Arsenic Uptake in Homegrown Vegetables from Mining-Affected Soils

Arsenic Uptake in Homegrown Vegetables from Mining-Affected Soils Research Brief 219, Superfund Research Program, March 6, 3013, View Research Brief as PDF (749KB)
Arsenic uptake from soil into the edible portion of some plants presents a potential health hazard that may affect home gardeners near contaminated sites. By testing vegetables grown by local residents as well as those from a controlled greenhouse environment, Monica Ramirez-Andreotta, Ph.D., at the University of Arizona (UA) Superfund Research Program (SRP), found that the amount of arsenic accumulated in the edible portion of the plant in certain vegetable families is associated with the arsenic soil concentration. Arsenic is a semi-metal element that is naturally found in the earth’s soils and rocks. It is further released from industrial activities. Acute exposure to arsenic can lead to nausea, diarrhea, and numbness in hands and feet. Chronic low-level arsenic exposure has been linked to diabetes, hypopigmentation/hyperkeratosis, and a probable role in promoting cancer of the bladder, lung, skin, and prostate.

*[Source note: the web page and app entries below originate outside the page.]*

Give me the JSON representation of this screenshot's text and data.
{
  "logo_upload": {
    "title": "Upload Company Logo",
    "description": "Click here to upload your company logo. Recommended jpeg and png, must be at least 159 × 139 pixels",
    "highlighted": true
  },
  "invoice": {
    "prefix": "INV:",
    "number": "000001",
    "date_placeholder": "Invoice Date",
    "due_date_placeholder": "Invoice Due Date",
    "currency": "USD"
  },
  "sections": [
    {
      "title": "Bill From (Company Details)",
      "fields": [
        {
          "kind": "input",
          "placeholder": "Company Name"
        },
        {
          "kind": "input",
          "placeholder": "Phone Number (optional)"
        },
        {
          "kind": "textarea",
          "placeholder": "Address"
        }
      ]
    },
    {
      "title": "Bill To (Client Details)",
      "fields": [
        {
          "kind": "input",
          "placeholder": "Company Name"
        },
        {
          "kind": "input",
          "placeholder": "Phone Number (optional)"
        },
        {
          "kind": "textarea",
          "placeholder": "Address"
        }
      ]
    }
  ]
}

The Iron King Mine and Humboldt Smelter Superfund site, a previously operated mine and smelter in Arizona, contains large amounts of uncontrolled mine waste, called tailings, with elevated arsenic concentrations. Older mine tailings are prone to wind dispersion and water erosion, potentially elevating heavy metal concentrations in the soil in neighboring communities.

Ramirez-Andreotta, under the guidance of UA SRP Center Director Raina Maier, Ph.D., and Research Translation Director Mark Brusseau, Ph.D., recruited home gardeners in a community near the site to submit their soil, water, and vegetable samples to the UA SRP for analysis of arsenic concentrations. She also conducted a controlled greenhouse study to characterize the uptake of arsenic by different types of vegetables. All vegetables accumulated arsenic, ranging from 0.01 to 23.0 mg/kg dry weight. When combining the greenhouse and the home garden study, Ramirez-Andreotta observed a significant linear correlation between the amount of arsenic accumulated in the edible portion of the plant and the arsenic soil concentration for the Asteraceae (lettuce), Brassicaceae (radish, broccoli, kale, and cabbage), Amaranthaceae (beets, spinach, swiss chard), and Fabaceae (bean) families. The Asteraceae and Brassicaceae families were the top accumulators, concentrating more arsenic in their edible tissues than other families. Certain members of the Asteraceae and Brassicaceae families have been previously identified as hyperaccumulator plants, meaning they may have a genetic and physiological capacity to accumulate high amounts of metals.

To learn more about this research, please refer to the following sources:

Ramirez-Andreotta, Monica, Mark L. Brusseau, Janick F. Artiola, and Raina M. Maier. 2013. A greenhouse and field-based study to determine the accumulation of arsenic in common homegrown vegetables grown in mining-affected soils. Science of the Total Environment.   443:299-306. doi:10.1016/j.scitotenv.2012.10.095

[Refer also to:

Slide from 2005 EnCana drilling waste and frac fluid study at Suffield, Alberta

EnCana Drilling Waste Dumping on Food Land near Rosebud, Alberta

EnCana Heavy Drilling Waste Dumping on Food Land at Rosebud, Alberta

Photos of EnCana Waste Dumping and slide listing toxic metals: Ernst Presentations, 2013 Ireland and UK Tour 

Radioactive Drilling Waste Shipped to Landfills Raises Concerns ]

This entry was posted in Global Frac News. Bookmark the permalink.